Published: 3 June 2009

Abstract

Background

Recombination between strains of HIV-1 only occurs in individuals with multiple infections, and the incidence of recombinant forms implies that multiple infection is common. Most direct studies indicate that multiple infection is rare. We determined the rate of multiple infection in a longitudinal study of 58 HIV-1 positive participants from The Women's Interagency HIV Study with a richer sampling design than previous direct studies, and we investigated the role of recombination and sampling design on estimating the multiple infection rate.

Results

40% of our sample had multiple HIV-1 infections. This rate of multiple infection is statistically consistent with previous studies once differences in sampling design are taken into account. Injection drug use significantly increased the incidence of multiple infections. In general there was rapid elimination of secondary strains to undetectable levels, but in 3 cases a superinfecting strain displaced the initial infecting strain and in two cases the strains coexisted throughout the study. All but one secondary strain was detected as an inter- and/or intra-genic recombinant. Injection drug use significantly increased the rate of observed recombinants.

Conclusion

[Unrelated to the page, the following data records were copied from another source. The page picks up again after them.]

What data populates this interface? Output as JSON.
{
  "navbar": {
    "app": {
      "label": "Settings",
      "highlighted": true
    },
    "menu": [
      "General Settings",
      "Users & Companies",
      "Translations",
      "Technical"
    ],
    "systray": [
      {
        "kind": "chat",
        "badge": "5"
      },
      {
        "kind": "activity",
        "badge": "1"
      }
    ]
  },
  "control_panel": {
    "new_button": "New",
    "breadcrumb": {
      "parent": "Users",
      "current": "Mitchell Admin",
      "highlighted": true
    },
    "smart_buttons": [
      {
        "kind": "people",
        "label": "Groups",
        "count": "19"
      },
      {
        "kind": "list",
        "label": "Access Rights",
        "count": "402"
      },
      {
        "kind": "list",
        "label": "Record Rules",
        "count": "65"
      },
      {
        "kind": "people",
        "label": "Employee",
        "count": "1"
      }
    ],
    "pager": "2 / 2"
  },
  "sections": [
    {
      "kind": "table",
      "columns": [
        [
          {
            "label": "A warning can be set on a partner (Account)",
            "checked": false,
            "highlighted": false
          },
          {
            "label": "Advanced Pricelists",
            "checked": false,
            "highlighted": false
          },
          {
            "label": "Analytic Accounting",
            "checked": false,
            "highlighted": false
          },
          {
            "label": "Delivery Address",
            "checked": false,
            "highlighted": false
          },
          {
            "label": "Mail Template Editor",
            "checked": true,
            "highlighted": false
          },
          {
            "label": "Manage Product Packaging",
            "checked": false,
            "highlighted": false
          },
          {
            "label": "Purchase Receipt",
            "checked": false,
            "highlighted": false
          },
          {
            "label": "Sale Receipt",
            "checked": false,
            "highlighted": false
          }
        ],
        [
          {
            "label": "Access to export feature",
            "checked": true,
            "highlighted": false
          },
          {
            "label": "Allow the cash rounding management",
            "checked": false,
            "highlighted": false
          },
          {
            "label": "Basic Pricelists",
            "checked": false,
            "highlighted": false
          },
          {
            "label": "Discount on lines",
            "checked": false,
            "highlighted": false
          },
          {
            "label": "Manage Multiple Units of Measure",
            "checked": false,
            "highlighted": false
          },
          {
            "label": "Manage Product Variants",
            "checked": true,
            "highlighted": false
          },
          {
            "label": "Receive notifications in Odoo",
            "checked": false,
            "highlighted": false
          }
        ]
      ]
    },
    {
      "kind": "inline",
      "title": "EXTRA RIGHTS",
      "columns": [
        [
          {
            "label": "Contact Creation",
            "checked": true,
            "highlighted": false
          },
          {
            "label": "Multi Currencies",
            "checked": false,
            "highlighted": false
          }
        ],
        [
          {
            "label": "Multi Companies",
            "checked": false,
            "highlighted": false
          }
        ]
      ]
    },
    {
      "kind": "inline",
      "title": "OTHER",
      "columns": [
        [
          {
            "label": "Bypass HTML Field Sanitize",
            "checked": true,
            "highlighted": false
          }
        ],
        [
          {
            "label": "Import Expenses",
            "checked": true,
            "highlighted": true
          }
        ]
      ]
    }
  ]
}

Our multiple infection rate is consistent with rates estimated from the frequency of recombinant forms of HIV-1. The fact that our results are also consistent with previous direct studies that had reported a much lower rate illustrates the critical role of sampling design in estimating this rate. Multiple infection and recombination significantly add to the genetic diversity of HIV-1 and its evolutionary potential, and injection drug use significantly increases both.